In Japan artwork valued lower than one million yen per item can be deducted from corporate taxable income via depreciation. The cost of the artwork has to include auction fees and any other expenses incurred, such as delivery fees, with the purchase.
The artwork can be depreciated over eight years or 15 years depending on what material it is constructed from. If it’s made mostly of metal, it can be depreciated over 15 years and if is made from wood or other materials it can be depreciated over eight years.
The depreciation has to be calculated based on the number of months you possess the art for a given year. For example, if you purchased an art piece in September for 800,000 yen with an auction fee of 15%, you will only be allowed to expense 38,333 yen (if you adopt the straight-line method. There are other methods but this one is the easiest to use in an example). The calculation is as follows: (800,000 + 800,000 * 15% (fee)) / 8 years * 4/12 months
This probably won’t make a big impact on you income statement or on your taxes. But in the long run, after eight years you will have an “invisible” asset which is sellable on your balance sheet. If you continue to buy one piece of artwork valued at one million yen every year, and your business continues for 20 years, you will have invisible cashable assets of 20 million yen in your vault. Isn’t that something to consider.

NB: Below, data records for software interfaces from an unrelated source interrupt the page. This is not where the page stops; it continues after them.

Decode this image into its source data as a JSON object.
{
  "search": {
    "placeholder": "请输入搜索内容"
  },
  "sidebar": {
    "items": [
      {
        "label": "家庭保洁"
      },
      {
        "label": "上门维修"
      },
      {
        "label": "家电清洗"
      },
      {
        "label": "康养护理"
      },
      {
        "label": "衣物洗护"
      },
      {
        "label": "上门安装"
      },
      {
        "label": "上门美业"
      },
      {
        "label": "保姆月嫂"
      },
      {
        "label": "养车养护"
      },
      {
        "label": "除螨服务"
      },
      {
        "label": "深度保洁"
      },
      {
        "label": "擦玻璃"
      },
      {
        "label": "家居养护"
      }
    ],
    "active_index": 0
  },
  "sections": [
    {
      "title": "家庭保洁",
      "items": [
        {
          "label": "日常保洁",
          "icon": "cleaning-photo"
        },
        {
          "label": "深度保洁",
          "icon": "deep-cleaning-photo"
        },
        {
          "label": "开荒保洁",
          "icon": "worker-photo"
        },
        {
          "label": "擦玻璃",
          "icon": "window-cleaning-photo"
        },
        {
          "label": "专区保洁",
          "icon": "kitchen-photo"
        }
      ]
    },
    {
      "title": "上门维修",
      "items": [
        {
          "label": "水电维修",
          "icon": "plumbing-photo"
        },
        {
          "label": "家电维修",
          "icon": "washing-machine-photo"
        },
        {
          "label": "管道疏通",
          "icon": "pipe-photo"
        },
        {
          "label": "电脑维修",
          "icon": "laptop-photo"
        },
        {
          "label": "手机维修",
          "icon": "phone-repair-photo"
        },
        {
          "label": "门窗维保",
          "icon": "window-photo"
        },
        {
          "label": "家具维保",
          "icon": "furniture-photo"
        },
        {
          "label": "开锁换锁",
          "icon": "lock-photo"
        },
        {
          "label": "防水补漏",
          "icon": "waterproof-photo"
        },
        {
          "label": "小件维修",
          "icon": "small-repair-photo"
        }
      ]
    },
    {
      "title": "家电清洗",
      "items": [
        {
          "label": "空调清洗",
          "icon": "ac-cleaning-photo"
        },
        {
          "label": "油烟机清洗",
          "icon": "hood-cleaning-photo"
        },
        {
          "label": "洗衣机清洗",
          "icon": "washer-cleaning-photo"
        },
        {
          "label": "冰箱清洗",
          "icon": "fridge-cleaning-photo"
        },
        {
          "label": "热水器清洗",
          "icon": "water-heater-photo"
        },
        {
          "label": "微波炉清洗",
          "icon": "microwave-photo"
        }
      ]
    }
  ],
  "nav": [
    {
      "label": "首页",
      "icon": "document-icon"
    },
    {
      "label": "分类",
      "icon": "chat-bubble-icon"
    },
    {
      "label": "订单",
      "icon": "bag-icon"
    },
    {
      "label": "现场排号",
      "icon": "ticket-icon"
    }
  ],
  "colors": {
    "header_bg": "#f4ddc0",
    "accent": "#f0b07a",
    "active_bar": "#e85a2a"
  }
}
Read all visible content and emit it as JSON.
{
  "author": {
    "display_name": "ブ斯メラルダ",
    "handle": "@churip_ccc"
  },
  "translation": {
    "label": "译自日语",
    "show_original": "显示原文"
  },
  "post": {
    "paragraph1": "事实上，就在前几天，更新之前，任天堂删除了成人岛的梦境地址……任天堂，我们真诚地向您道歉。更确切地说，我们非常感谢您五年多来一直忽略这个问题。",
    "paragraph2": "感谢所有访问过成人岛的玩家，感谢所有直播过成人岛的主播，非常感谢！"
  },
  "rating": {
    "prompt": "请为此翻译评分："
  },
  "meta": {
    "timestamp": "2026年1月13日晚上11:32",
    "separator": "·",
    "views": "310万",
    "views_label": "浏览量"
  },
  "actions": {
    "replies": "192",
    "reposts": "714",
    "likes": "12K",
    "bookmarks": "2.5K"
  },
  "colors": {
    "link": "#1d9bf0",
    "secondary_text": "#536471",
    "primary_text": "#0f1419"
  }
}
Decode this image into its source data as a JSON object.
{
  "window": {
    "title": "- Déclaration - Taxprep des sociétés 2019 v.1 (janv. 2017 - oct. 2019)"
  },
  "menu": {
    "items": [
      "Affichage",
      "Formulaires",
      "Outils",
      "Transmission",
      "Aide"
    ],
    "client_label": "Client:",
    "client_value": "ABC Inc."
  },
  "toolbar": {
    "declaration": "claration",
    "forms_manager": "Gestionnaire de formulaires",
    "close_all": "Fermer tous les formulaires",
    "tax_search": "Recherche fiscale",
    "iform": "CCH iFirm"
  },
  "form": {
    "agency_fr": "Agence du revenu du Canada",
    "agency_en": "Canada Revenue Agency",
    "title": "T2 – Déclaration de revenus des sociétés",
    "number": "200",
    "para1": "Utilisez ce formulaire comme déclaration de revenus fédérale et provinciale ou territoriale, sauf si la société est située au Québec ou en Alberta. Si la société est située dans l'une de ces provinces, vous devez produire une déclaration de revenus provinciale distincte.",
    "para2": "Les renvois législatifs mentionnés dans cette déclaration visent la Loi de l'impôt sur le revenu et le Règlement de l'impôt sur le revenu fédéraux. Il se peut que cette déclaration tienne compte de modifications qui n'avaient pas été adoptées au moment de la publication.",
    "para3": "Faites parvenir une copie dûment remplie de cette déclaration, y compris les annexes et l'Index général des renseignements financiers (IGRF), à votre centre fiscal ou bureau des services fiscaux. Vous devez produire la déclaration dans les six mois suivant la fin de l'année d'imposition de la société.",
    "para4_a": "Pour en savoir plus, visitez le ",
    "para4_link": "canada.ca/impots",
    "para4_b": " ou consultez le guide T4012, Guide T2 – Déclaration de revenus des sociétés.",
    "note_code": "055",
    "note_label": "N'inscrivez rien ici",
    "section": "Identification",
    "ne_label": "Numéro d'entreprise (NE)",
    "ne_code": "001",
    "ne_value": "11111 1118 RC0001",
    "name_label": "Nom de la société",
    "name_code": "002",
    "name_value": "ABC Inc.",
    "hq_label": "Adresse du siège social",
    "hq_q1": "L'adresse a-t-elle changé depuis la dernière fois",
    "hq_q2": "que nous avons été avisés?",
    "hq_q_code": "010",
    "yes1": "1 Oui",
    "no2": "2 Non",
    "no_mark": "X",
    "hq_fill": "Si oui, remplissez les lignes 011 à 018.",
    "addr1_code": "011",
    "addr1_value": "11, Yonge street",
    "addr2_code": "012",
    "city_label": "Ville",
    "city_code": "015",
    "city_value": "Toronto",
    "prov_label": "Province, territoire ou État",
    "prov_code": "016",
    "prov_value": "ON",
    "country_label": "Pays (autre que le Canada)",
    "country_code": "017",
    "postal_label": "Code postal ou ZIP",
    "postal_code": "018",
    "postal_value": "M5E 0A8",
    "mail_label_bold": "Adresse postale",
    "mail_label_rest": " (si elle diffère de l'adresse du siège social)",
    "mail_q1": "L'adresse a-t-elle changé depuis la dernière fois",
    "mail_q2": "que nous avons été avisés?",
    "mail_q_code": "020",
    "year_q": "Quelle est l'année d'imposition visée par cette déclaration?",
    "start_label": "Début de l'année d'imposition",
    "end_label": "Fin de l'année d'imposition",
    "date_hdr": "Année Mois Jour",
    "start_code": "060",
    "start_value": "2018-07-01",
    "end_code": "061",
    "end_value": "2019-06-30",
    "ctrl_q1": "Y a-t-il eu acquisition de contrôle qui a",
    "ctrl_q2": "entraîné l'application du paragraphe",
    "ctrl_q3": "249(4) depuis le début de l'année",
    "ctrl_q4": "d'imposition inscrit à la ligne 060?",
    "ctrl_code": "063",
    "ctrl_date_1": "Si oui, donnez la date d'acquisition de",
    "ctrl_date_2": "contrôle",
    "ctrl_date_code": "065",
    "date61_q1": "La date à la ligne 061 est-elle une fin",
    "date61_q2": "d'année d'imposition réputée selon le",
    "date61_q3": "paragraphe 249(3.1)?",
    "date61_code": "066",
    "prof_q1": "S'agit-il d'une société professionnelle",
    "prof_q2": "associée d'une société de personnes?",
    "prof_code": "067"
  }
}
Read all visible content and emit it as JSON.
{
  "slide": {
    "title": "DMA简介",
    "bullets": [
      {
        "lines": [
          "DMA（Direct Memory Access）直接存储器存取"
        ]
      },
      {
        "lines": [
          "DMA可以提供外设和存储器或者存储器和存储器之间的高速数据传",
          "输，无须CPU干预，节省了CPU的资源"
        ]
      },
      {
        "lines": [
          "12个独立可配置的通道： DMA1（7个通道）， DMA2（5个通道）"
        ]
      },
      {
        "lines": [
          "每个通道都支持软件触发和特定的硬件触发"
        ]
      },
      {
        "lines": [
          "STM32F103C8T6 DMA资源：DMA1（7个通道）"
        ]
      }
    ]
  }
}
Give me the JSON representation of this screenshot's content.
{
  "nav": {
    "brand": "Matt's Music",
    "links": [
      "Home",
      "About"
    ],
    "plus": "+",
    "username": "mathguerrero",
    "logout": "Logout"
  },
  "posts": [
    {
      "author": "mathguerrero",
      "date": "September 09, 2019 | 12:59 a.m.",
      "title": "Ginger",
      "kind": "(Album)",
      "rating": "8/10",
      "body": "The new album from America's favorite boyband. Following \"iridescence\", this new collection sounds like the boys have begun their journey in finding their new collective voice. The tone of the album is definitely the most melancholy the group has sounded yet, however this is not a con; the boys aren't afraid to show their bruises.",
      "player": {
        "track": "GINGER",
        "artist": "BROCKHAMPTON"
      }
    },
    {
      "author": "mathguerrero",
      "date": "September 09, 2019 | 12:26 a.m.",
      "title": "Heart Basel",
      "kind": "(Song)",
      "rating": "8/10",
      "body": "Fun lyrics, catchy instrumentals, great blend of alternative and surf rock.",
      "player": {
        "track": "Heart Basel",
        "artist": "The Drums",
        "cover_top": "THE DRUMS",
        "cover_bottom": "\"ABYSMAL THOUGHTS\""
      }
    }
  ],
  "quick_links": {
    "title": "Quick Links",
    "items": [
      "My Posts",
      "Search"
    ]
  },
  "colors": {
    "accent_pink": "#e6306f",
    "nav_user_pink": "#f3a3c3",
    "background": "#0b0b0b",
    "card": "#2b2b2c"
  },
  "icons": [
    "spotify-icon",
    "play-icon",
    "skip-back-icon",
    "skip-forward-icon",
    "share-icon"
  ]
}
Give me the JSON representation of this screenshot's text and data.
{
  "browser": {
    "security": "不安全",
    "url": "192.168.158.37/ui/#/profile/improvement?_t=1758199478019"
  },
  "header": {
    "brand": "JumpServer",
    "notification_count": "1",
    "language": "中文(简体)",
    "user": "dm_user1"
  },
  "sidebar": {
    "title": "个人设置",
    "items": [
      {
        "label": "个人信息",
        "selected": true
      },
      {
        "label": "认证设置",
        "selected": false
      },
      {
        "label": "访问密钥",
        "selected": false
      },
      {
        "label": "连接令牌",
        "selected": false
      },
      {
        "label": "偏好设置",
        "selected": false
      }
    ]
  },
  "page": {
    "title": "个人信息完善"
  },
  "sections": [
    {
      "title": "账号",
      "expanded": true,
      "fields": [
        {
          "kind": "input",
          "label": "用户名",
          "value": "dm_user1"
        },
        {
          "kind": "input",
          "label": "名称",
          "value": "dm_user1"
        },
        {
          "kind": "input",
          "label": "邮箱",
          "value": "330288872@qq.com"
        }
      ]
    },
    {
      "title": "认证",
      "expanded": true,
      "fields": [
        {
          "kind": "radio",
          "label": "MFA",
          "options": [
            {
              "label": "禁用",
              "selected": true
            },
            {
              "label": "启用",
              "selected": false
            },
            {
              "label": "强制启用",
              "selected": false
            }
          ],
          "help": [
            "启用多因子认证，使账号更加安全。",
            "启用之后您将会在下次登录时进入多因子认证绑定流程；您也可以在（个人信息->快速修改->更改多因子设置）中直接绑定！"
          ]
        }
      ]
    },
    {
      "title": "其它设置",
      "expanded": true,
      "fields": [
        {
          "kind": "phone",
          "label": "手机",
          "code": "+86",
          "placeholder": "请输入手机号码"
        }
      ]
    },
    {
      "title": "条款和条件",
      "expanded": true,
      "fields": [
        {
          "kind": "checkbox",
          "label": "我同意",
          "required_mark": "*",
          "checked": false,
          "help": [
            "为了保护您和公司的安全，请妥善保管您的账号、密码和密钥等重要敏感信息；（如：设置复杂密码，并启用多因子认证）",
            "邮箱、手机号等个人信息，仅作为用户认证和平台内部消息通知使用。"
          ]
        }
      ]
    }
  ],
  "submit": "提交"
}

If you are in the 50 percent tax bracket (including the resident tax and social insurance), you are reducing your tax and able to purchase art for effectively half the price.